Religious parents objected to a Maryland district's policy ending opt-outs for elementary school 'storybooks' with LGBTQ+ themes.
5 min read
A pedestrian passes by the 4th Circuit Court of Appeals Courthouse, June 16, 2021, on Main Street in Richmond, Va.
A person walks near the U.S. Court of Appeals for the 4th Circuit's courthouse in Richmond, Va. A panel of the court denied an injunction seeking to restore religious parents' opportunity to opt their children out of LGBTQ+ "storybooks" in a Maryland district.
Steve Helber/AP
Law & Courts Brown v. Board of Education: 70 Years of Progress and Challenges
The milestone for the historic 1954 U.S. Supreme Court decision striking down racial segregation in schools is marked by a range of tributes
12 min read

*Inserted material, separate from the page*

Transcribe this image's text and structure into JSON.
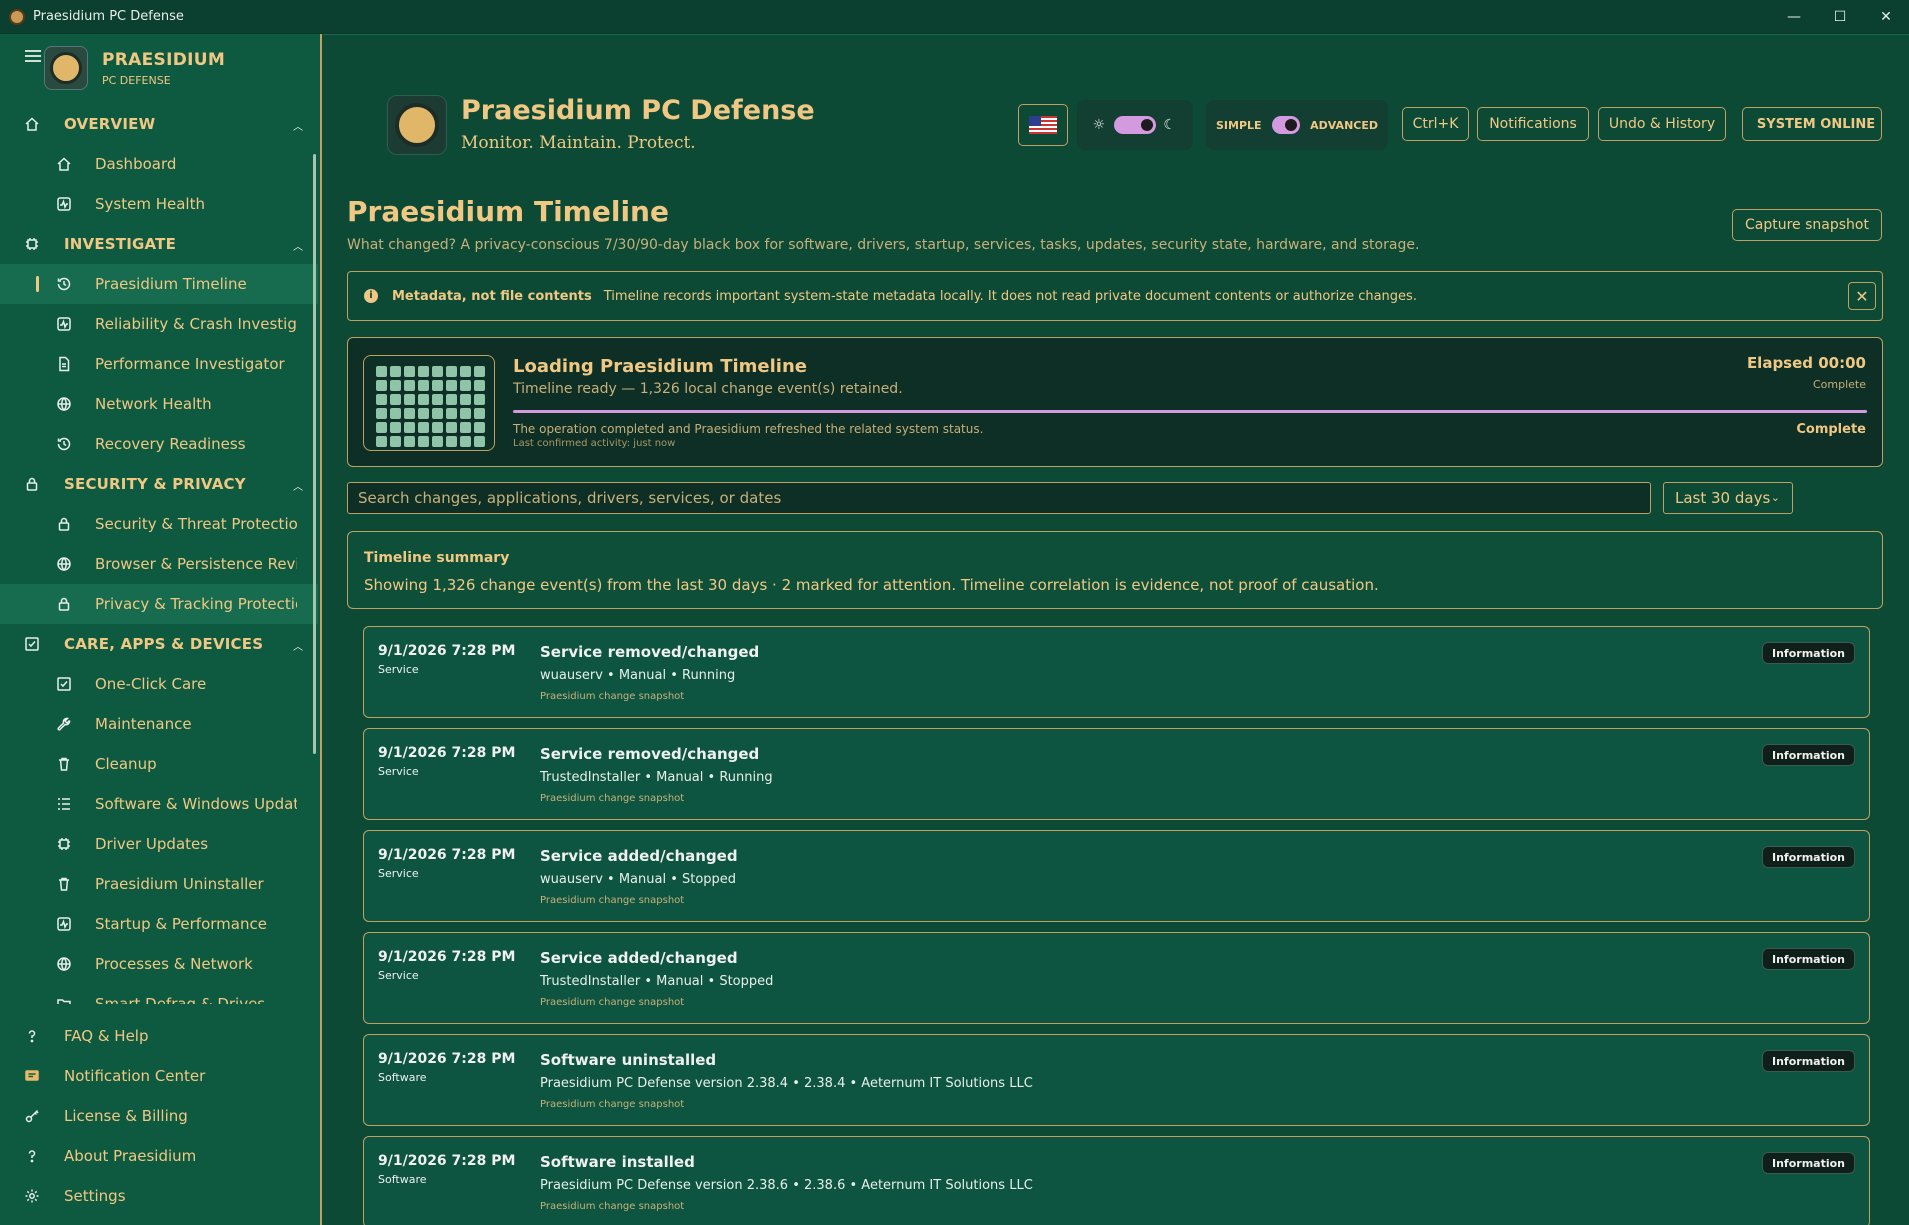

People mill around the third floor of the Kansas Statehouse in front of a Brown v. Board of Education mural before hearing from speakers recognizing the 70th anniversary of the landmark Supreme Court case on April 29, 2024 in Topeka, Kan.
People mill around the third floor of the Kansas Statehouse in front of a Brown v. Board of Education mural before hearing from speakers recognizing the 70th anniversary of the landmark Supreme Court case on April 29, 2024 in Topeka, Kan.
Evert Nelson/The Topeka Capital-Journal via AP
Law & Courts Republican-Led States Sue to Block New Title IX Rule
A pair of lawsuits focus on the rule's protections for students' gender identity.
5 min read
Demonstrators advocating for transgender rights and healthcare stand outside of the Ohio Statehouse on Jan. 24, 2024, in Columbus. Four Republican-led states filed a lawsuit Monday challenging the Biden administration's new Title IX regulation, which among other things would codify protections based on sexual orientation and gender identity.
Demonstrators advocating for transgender rights and healthcare stand outside of the Ohio Statehouse on Jan. 24, 2024, in Columbus. Four Republican-led states filed a lawsuit Monday challenging the Biden administration's new Title IX regulation, which among other things would codify protections based on sexual orientation and gender identity.
Patrick Orsagos/AP
Law & Courts Why It Will Now Be Easier for Educators to Sue Over Job Transfers
The case asked whether transferred employees had to show a 'significant' change in job conditions to sue under Title VII. The court said no.
8 min read
Light illuminates part of the Supreme Court building at dusk on Capitol Hill in Washington, Nov. 16, 2022.
Light illuminates part of the Supreme Court building at dusk on Capitol Hill in Washington, Nov. 16, 2022. The high court on Wednesday, April 17, 2024, made it easier for workers, including educators, to sue over job transfers.
Patrick Semansky/AP